“When really it’s a very specific tool, it works well as that tool, but it’s not meant to be anything more than what it purports to be, which is a tool for university entry.

“So it really shouldn’t have anything to say to employers or other people, about that student and what they’ve achieved.”

According to the Mitchell Institute, however, recent changes to the tertiary sector mean this tool may no longer be the best for the job.

“The ATAR is a useful, transparent tool for universities to compare students when deciding entry to high demand undergraduate courses but with more places now available across the board, the ATAR’s usefulness is declining overall,” a statement from the institute says.

“What has changed is that universities in the last few years have opened up dramatically, with the introduction of the demand-driven system ... there have been a lot more places and so that ranking of students and that narrow gateway into university really isn’t there anymore,” Sarah Pilcher, author of Crunching the number: exploring the use and usefulness of the Australian Tertiary Admission Rank (ATAR) explains.

O’Connell says policymakers should think about how to support successful transitions from school that prioritise individual strengths, capabilities, interests and career opportunities over ‘spending’ of an ATAR.

“We have great teachers trying groundbreaking methods to engage students and give them the tools to reach their very best but they sometimes face resistance if approaches don’t deliver high ATARs.

“It is time to look across our education system, decide what we want it to deliver for young people, for communities and for our future economy, then consider what role, if any, the ATAR should play.” Owen agrees.

“...let’s really create a much more diverse understanding about the fact that we are now measuring skills and capabilities and not pure content areas, which is kind of the old industrial model of education and learning,” she says.

“We’re not saying that there shouldn’t be any assessment, because, of course, it is critical that people can assess their progress... That is actually incredibly important data for teachers, so that they can do what Gonski 2.0 is suggesting, which is actually create tailored individual learning pathways for students. And certainly where schools have done that they’ve got much better results.”

Owen offers the example of Templestowe College, a forwardthinking school in Melbourne’s eastern suburbs.

“Schools like Templestowe which have had a strong relationship with Swinburne [University] for a long time, have worked out with Swinburne, ‘what are the kind of performance measures that would be required for students to enter into a range of different courses?’.

“I mean, Templestowe is a good example, because almost every student there leaves with an enterprise, so they actually leave the school as entrepreneurs.

“Now in the past, that would not have been measured in a pure model or necessarily factored into a score, but of course there’s a lot of universities ... [that are] very interested in having students like that.”

Owen is urging the education community and general public to rethink everything we know about assessment.

“We need to rethink this from NAPLAN, all the way through to ATAR and all the way out the other side of that, because as we know ... after three years of being in a job, nobody ever asked what our results where at school, or at university, because nobody actually cares.
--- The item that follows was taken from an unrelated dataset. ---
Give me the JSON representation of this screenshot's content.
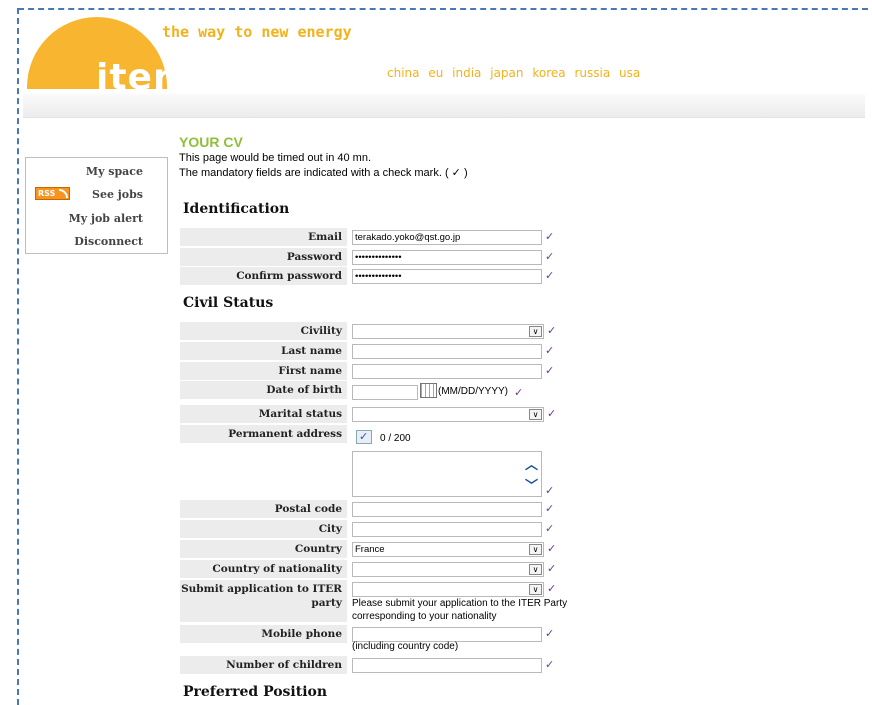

"People care what you can do and how you show up. They don’t care about the number that you got.

“So we put a huge amount of unnecessary pressure on students and families and also on the system, that we need to just rethink at this point in time.”